    Toastvenom saidof course its true cuz deep down inside people just care about getting an orgasm. its a stress reliever in a way that going out to coffee for a chat will never compare. I don't agree with it but that is the mentality of the current homo sapian


    NEWSFLASH! You can have an orgasm WITHOUT romantic love.

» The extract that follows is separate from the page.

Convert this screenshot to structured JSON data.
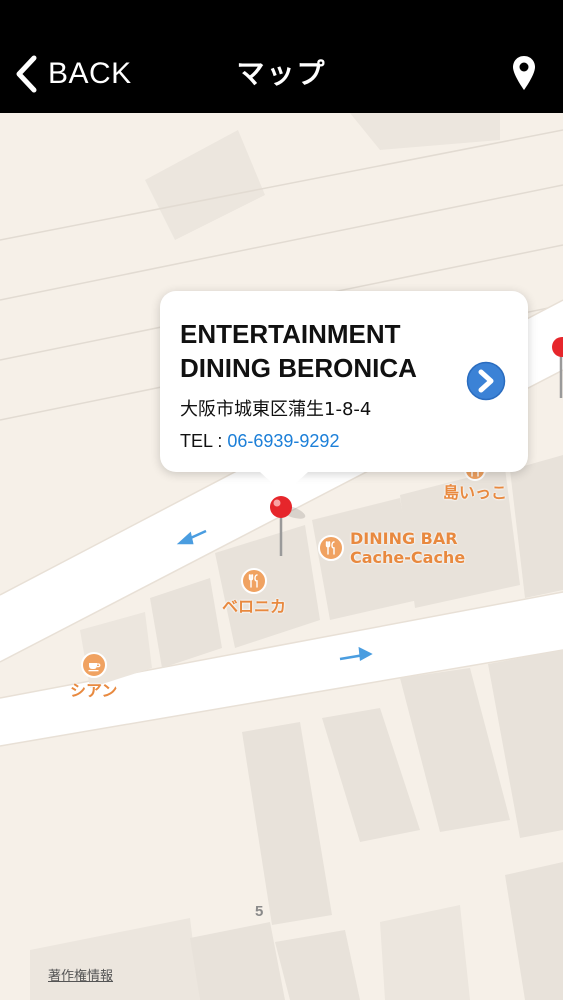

    However, for me, an orgasm with someone I love is far and away better than a orgasm with a hook up. Sex with someone I love and trust is liberating and powerful.